Strategic Deployment of the IBCT
The Chief of Staff of the Army (CSA) specified that the IBCT must be able to be transported to a crisis zone in 96 hours or less, a division within 120 hours, and a corps of five divisions within 30 days 17. The C-130 does not posses sufficient range to deploy the brigade from CONUS to a crisis area; thus the only way to currently accomplish this task is to move the initial brigade is via C-5 or C-17.
Using methods found in Command and General Staff Collect Student Text 110-2, US Air Force Basic Data, dated May 199318 , we determined movement of a wheeled Brigade Combat Team massing 10503 tons from Fort Stewart to Saudi Arabia would require 76 of 104 C-5s and 92 of 120 C-17s. In contrast an IBCT consisting of M113s and M8s masses 8973 tons and is also transportable in 96 hours, but only uses 62 C-5s and 81 C-17s. If the same numbers of aircraft are used as for the wheeled IBCT, then it can close in approximately 88 hours. Air to air refueling of the C-5s and C-17s could reduce this time.
The brigade would first be delivered to a staging base and then transfer the vehicles to C-130s for deliver to a forward operating base (FOB) in order to lessen the risk to its transports. In any event, ADA around the landing zone would have to be suppressed and artillery destroyed at least out to medium artillery range to assure safe deliver of the men and equipment. Depending on the distance, the IBCT may have to move forward under its own power or on the back of Host Nation transport.
The ability to move a division in 120 hours - another CSA requirement - is unsupportable given the present number of aircraft available. And the final requirement, 5 divisions in 30 days, is achievable only through the use of sealift.
IBCT deployment is also at risk because of the other demands made upon the C-5 and C-17. The Air Force will likely have to move at least one Air Expeditionary Wing (AEW) into theatre at the same time as the IBCT is deployed and it has the same 96 hour deployment objective. While the AEW's aircraft are self-deploying, the support equipment, ground crews, and supporting units such as civil engineering, air base security, maintenance, and medical are not. Marine and Navy requirements may also compete for the available pool of C-5 and C-17 aircraft. The theatre CINC has to decide which units he wants first.

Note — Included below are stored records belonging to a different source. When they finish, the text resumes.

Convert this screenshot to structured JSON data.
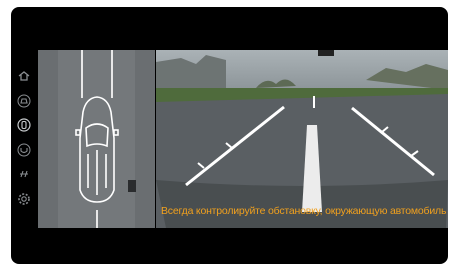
{
  "warning_text": "Всегда контролируйте обстановку, окружающую автомобиль",
  "rail_icons": [
    "home-icon",
    "front-camera-icon",
    "top-view-icon",
    "rear-camera-icon",
    "parking-sensor-icon",
    "settings-icon"
  ],
  "colors": {
    "warning": "#f0a01e",
    "screen_bg": "#000000",
    "lane_marking": "#ffffff"
  }
}
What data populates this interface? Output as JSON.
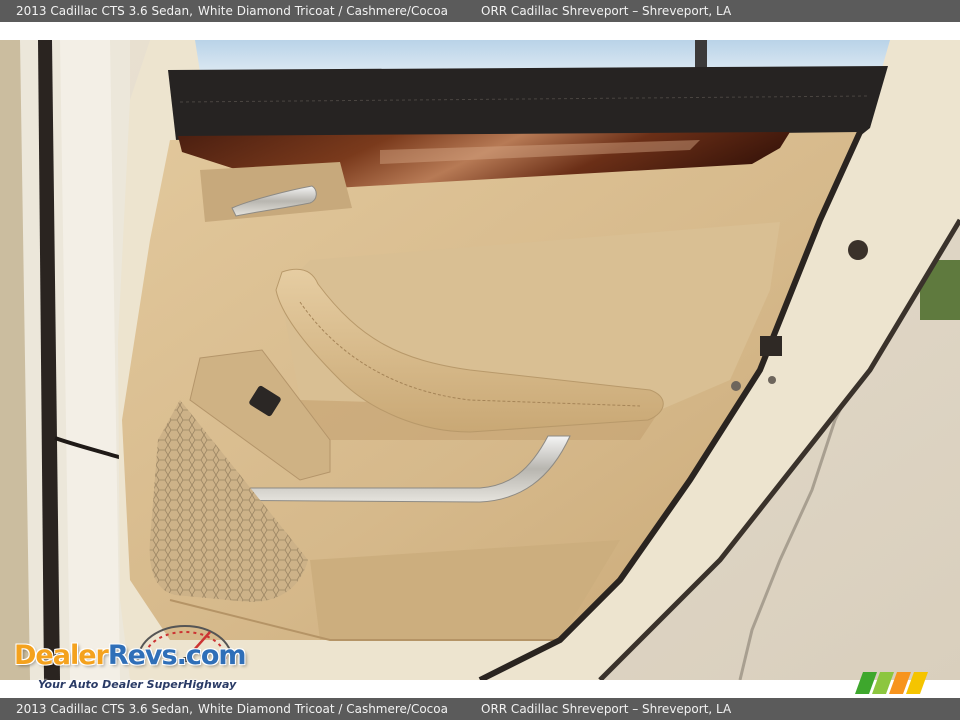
{
  "caption": {
    "vehicle": "2013 Cadillac CTS 3.6 Sedan,",
    "colors": "White Diamond Tricoat / Cashmere/Cocoa",
    "dealer": "ORR Cadillac Shreveport – Shreveport, LA"
  },
  "watermark": {
    "brand_left": "Dealer",
    "brand_right": "Revs",
    "brand_suffix": ".com",
    "tagline": "Your Auto Dealer SuperHighway"
  },
  "colors": {
    "bar_bg": "#5b5b5b",
    "leather": "#d9bd92",
    "wood": "#5e2a16",
    "door_paint": "#ece2cc"
  },
  "icons": {
    "gauge": "speedometer-icon",
    "corner_logo": "mm-stripes-icon"
  }
}
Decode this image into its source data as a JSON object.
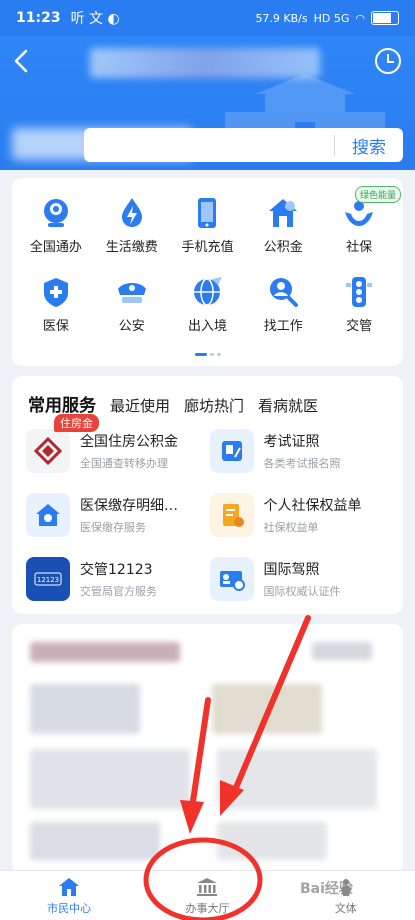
{
  "status_bar": {
    "time": "11:23",
    "left_icons": "听 文 ◐",
    "net_speed": "57.9 KB/s",
    "signal": "HD 5G"
  },
  "search": {
    "button_label": "搜索",
    "placeholder": ""
  },
  "grid": [
    {
      "label": "全国通办",
      "icon": "person-circle-icon"
    },
    {
      "label": "生活缴费",
      "icon": "bolt-drop-icon"
    },
    {
      "label": "手机充值",
      "icon": "phone-icon"
    },
    {
      "label": "公积金",
      "icon": "house-fund-icon"
    },
    {
      "label": "社保",
      "icon": "hands-person-icon",
      "tag": "绿色能量"
    },
    {
      "label": "医保",
      "icon": "medical-shield-icon"
    },
    {
      "label": "公安",
      "icon": "police-cap-icon"
    },
    {
      "label": "出入境",
      "icon": "globe-plane-icon"
    },
    {
      "label": "找工作",
      "icon": "person-search-icon"
    },
    {
      "label": "交管",
      "icon": "traffic-light-icon"
    }
  ],
  "service_tabs": [
    "常用服务",
    "最近使用",
    "廊坊热门",
    "看病就医"
  ],
  "services": [
    {
      "title": "全国住房公积金",
      "subtitle": "全国通查转移办理",
      "badge": "住房金",
      "icon": "housing-fund-logo-icon"
    },
    {
      "title": "考试证照",
      "subtitle": "各类考试报名照",
      "icon": "certificate-icon"
    },
    {
      "title": "医保缴存明细…",
      "subtitle": "医保缴存服务",
      "icon": "medical-home-icon"
    },
    {
      "title": "个人社保权益单",
      "subtitle": "社保权益单",
      "icon": "document-edit-icon"
    },
    {
      "title": "交管12123",
      "subtitle": "交管局官方服务",
      "icon": "traffic-12123-icon",
      "icon_text": "12123"
    },
    {
      "title": "国际驾照",
      "subtitle": "国际权威认证件",
      "icon": "id-card-globe-icon"
    }
  ],
  "tabbar": [
    {
      "label": "市民中心",
      "icon": "home-icon",
      "active": true
    },
    {
      "label": "办事大厅",
      "icon": "government-building-icon",
      "active": false
    },
    {
      "label": "文体",
      "icon": "sports-icon",
      "active": false
    }
  ],
  "watermark": "Bai经验",
  "colors": {
    "primary": "#2a7cf0",
    "badge_red": "#e8433a",
    "annotation_red": "#f0322a",
    "green_tag": "#3aa358"
  }
}
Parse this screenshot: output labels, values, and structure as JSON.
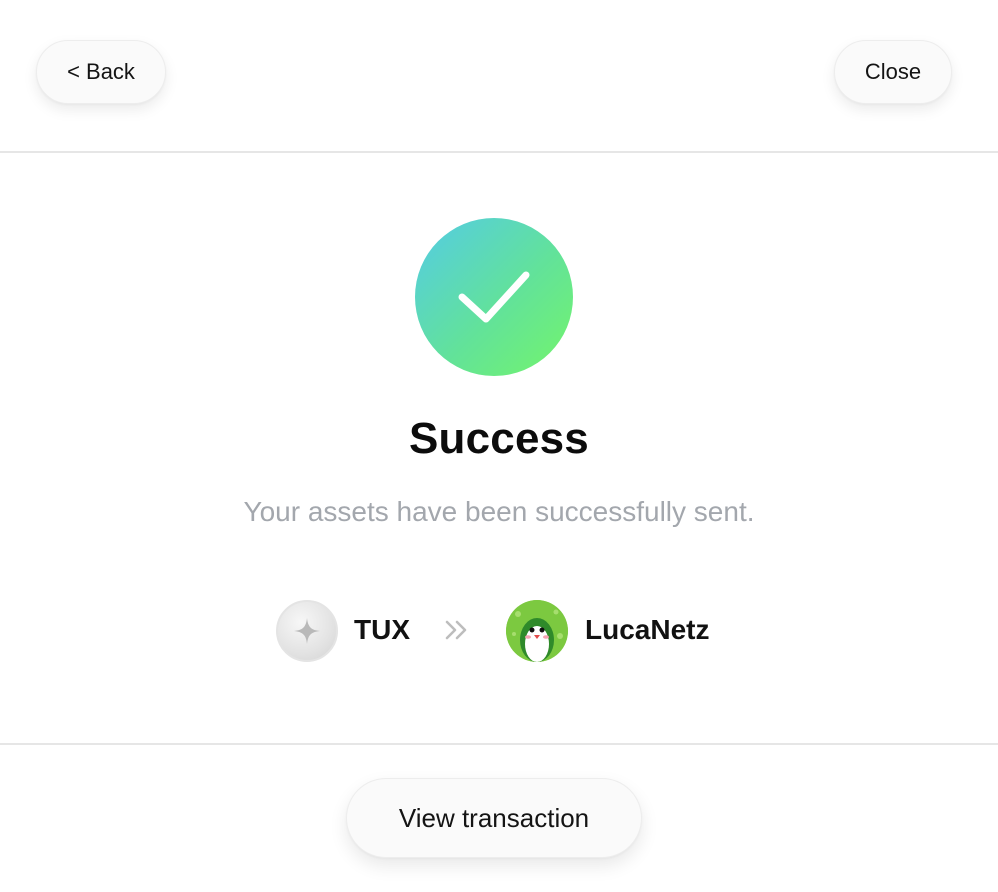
{
  "header": {
    "back_label": "< Back",
    "close_label": "Close"
  },
  "status": {
    "icon": "checkmark-icon",
    "title": "Success",
    "message": "Your assets have been successfully sent."
  },
  "transfer": {
    "asset": {
      "icon": "sparkle-icon",
      "symbol": "TUX"
    },
    "direction_icon": "double-chevron-right-icon",
    "recipient": {
      "icon": "penguin-avatar",
      "name": "LucaNetz"
    }
  },
  "footer": {
    "view_transaction_label": "View transaction"
  },
  "colors": {
    "success_gradient_start": "#54cbe6",
    "success_gradient_end": "#74f56a",
    "subtitle_text": "#a3a7ad",
    "divider": "#e6e6e6"
  }
}
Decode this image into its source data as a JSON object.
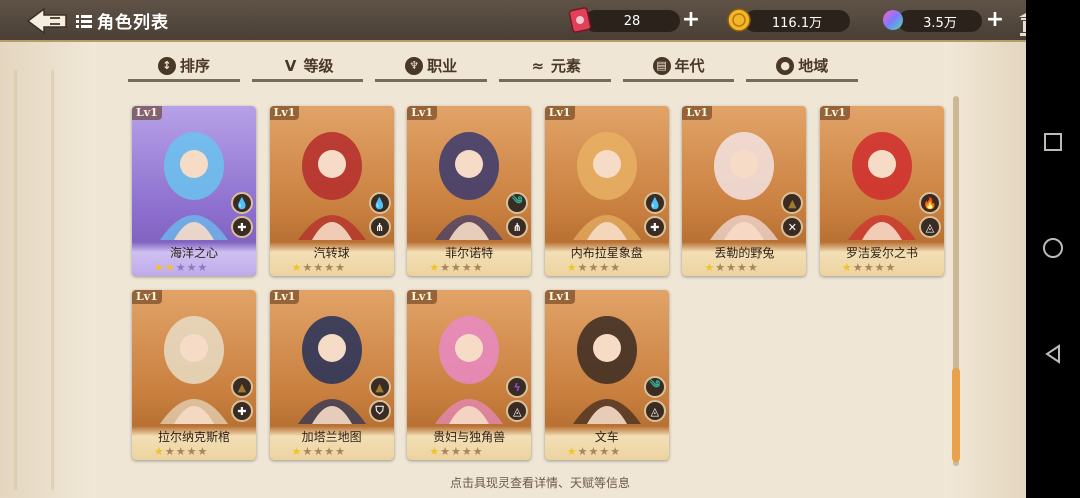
{
  "header": {
    "title": "角色列表",
    "resources": [
      {
        "name": "ticket",
        "value": "28",
        "icon": "ticket-icon",
        "has_plus": true
      },
      {
        "name": "gold",
        "value": "116.1万",
        "icon": "gold-coin-icon",
        "has_plus": false
      },
      {
        "name": "crystal",
        "value": "3.5万",
        "icon": "crystal-icon",
        "has_plus": true
      }
    ]
  },
  "tabs": [
    {
      "label": "排序",
      "icon": "sort-icon"
    },
    {
      "label": "等级",
      "icon": "level-icon"
    },
    {
      "label": "职业",
      "icon": "class-icon"
    },
    {
      "label": "元素",
      "icon": "element-icon"
    },
    {
      "label": "年代",
      "icon": "era-icon"
    },
    {
      "label": "地域",
      "icon": "region-icon"
    }
  ],
  "cards": [
    {
      "level": "Lv1",
      "name": "海洋之心",
      "stars": 2,
      "max_stars": 5,
      "rarity": "purple",
      "element": "water",
      "class": "healer",
      "art": "#6ac3ef"
    },
    {
      "level": "Lv1",
      "name": "汽转球",
      "stars": 1,
      "max_stars": 5,
      "rarity": "orange",
      "element": "water",
      "class": "warrior",
      "art": "#b42b2b"
    },
    {
      "level": "Lv1",
      "name": "菲尔诺特",
      "stars": 1,
      "max_stars": 5,
      "rarity": "orange",
      "element": "wind",
      "class": "warrior",
      "art": "#3a3a6e"
    },
    {
      "level": "Lv1",
      "name": "内布拉星象盘",
      "stars": 1,
      "max_stars": 5,
      "rarity": "orange",
      "element": "water",
      "class": "healer",
      "art": "#e8b064"
    },
    {
      "level": "Lv1",
      "name": "丢勒的野兔",
      "stars": 1,
      "max_stars": 5,
      "rarity": "orange",
      "element": "earth",
      "class": "assassin",
      "art": "#f3e3e3"
    },
    {
      "level": "Lv1",
      "name": "罗洁爱尔之书",
      "stars": 1,
      "max_stars": 5,
      "rarity": "orange",
      "element": "fire",
      "class": "mage",
      "art": "#cf2d2d"
    },
    {
      "level": "Lv1",
      "name": "拉尔纳克斯棺",
      "stars": 1,
      "max_stars": 5,
      "rarity": "orange",
      "element": "earth",
      "class": "healer",
      "art": "#e8dcc4"
    },
    {
      "level": "Lv1",
      "name": "加塔兰地图",
      "stars": 1,
      "max_stars": 5,
      "rarity": "orange",
      "element": "earth",
      "class": "guardian",
      "art": "#24305a"
    },
    {
      "level": "Lv1",
      "name": "贵妇与独角兽",
      "stars": 1,
      "max_stars": 5,
      "rarity": "orange",
      "element": "thunder",
      "class": "mage",
      "art": "#e98ac5"
    },
    {
      "level": "Lv1",
      "name": "文车",
      "stars": 1,
      "max_stars": 5,
      "rarity": "orange",
      "element": "wind",
      "class": "mage",
      "art": "#3a2a22"
    }
  ],
  "hint": "点击具现灵查看详情、天赋等信息",
  "colors": {
    "accent": "#e8a24b",
    "topbar": "#4a3f35",
    "background": "#efe6d6"
  }
}
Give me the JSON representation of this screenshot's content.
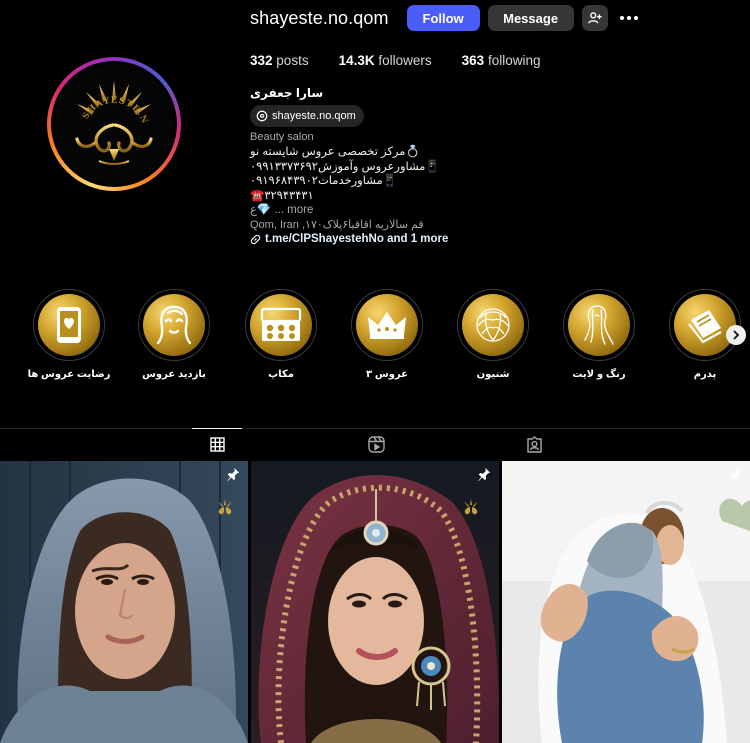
{
  "profile": {
    "username": "shayeste.no.qom",
    "follow_label": "Follow",
    "message_label": "Message",
    "full_name": "سارا جعفری",
    "threads_handle": "shayeste.no.qom",
    "category": "Beauty salon",
    "avatar_logo_text": "SHAYESTE.NO",
    "bio_lines": [
      "مرکز تخصصی عروس شایسته نو💍",
      "مشاورعروس وآموزش۰۹۹۱۳۳۷۳۶۹۲📱",
      "مشاورخدمات۰۹۱۹۶۸۴۳۹۰۲📱",
      "☎️۳۲۹۴۳۴۳۱",
      "ع💎 ... more"
    ],
    "address": "Qom, Iran ,قم سالاریه اقاقیا۶پلاک۱۷۰",
    "link": "t.me/ClPShayestehNo and 1 more"
  },
  "stats": {
    "posts_count": "332",
    "posts_label": "posts",
    "followers_count": "14.3K",
    "followers_label": "followers",
    "following_count": "363",
    "following_label": "following"
  },
  "highlights": [
    {
      "label": "رضایت عروس ها",
      "icon": "phone-heart-icon"
    },
    {
      "label": "بازدید عروس",
      "icon": "bride-face-icon"
    },
    {
      "label": "مکاپ",
      "icon": "eyeshadow-palette-icon"
    },
    {
      "label": "عروس ۳",
      "icon": "crown-icon"
    },
    {
      "label": "شنیون",
      "icon": "hair-bun-icon"
    },
    {
      "label": "رنگ و لایت",
      "icon": "hair-color-icon"
    },
    {
      "label": "پدرم",
      "icon": "book-icon"
    }
  ],
  "tabs": [
    {
      "name": "posts",
      "icon": "grid-icon",
      "active": true
    },
    {
      "name": "reels",
      "icon": "reels-icon",
      "active": false
    },
    {
      "name": "tagged",
      "icon": "tagged-icon",
      "active": false
    }
  ],
  "posts": [
    {
      "description": "bride-before-photo",
      "pinned": true
    },
    {
      "description": "bride-jewelry-photo",
      "pinned": true
    },
    {
      "description": "bride-hug-photo",
      "pinned": true
    }
  ],
  "colors": {
    "follow_button": "#4a5df9",
    "secondary_button": "#363636",
    "background": "#000000",
    "gold": "#d4a630"
  }
}
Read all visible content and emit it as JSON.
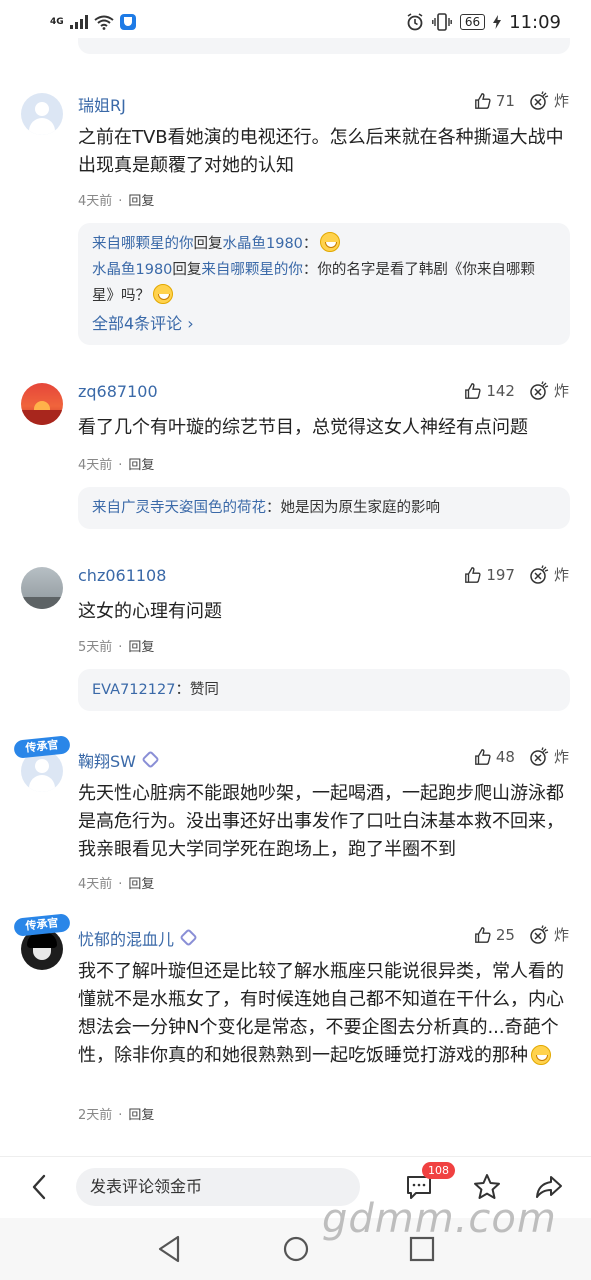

Clearly, another method must be found to aid in the deployment of Army formations.
The only other aircraft capable of transporting large amounts of cargo is the 747. The 747-400F can carry 21,347 cubic feet of cargo on its main deck, with a cargo weight of 249,125 pounds to a distance of 5,063 miles19.
The 747 has significant shortcomings for oversize cargo but is capable of moving some vehicles:
|"Problems associated with loading CRAF aircraft are not usually encountered in loading military aircraft. The cargo compartment of a B-747, for example, is 16 feet above ground level (AGL). Standard military materials-handling equipment cannot be used to load the aircraft. Like the floors of the KC-10, the floors of all civilian aircraft are not strong enough to withstand the ground pressure of vehicles. A subfloor of 463L pallets must be installed before loading any vehicles. Despite subflooring, any vehicle heavier than a 2 1/2-ton truck cannot be loaded onto most civilian aircraft. Pallet stations may also have weight restrictions, and planners must adjust loads."20
It is unclear which 2.5 Ton truck the document is referencing. The M35A2 in AR220-10 mode weighs 13,180 pounds empty and with cargo can weigh up to 18,180 pounds. The M1078 Cargo truck weighs 19,351 pounds empty and up to 24,351 pounds. Both vehicles are certified for transport in the C-130, C-141, C-5, and C-17, but only the M35A2 is certified for the 74721.
No vehicle, larger than the M35 truck is currently certified for the 747.
If the 747 cargo floor can be strengthened to accept the 23,800 - 27,000 pound weight of the M113A3 and the 38,500 pound weight of the M8, then procuring sufficient aircraft to move an IBCT would considerably ease the burden on the C-5/C-17 fleet, provided the M113A3 was adopted as the primary vehicle for the IBCT. It may well actually be possible to transport the M113, due to its lower ground pressure with little or no modification to the 747, since its spreads its weight over a greater area than the lighter M35 2.5 ton truck. This modification may be as simple as placing a layer of 463L pallets on the cargo floor.
Equipment exists to load M113s and other vehicles onto the 747. The Boeing on Board Loader is capable of lifting an 11 ton load onto a Cargo 747, that has been strengthened by the addition of 463L cargo pallets to accept vehicles weighing up to 11,000 pounds 22. The 316E Cochren Loader can lift loads to 40,000 pounds and having dimensions of 128 inches wide, 288 inches long, with a minimum height of 19 inches, and a maximum height restricted by the aircraft23. It should be possible to develop a ramp that lets vehicles drive into the 747 cargo compartment via the nose cargo door.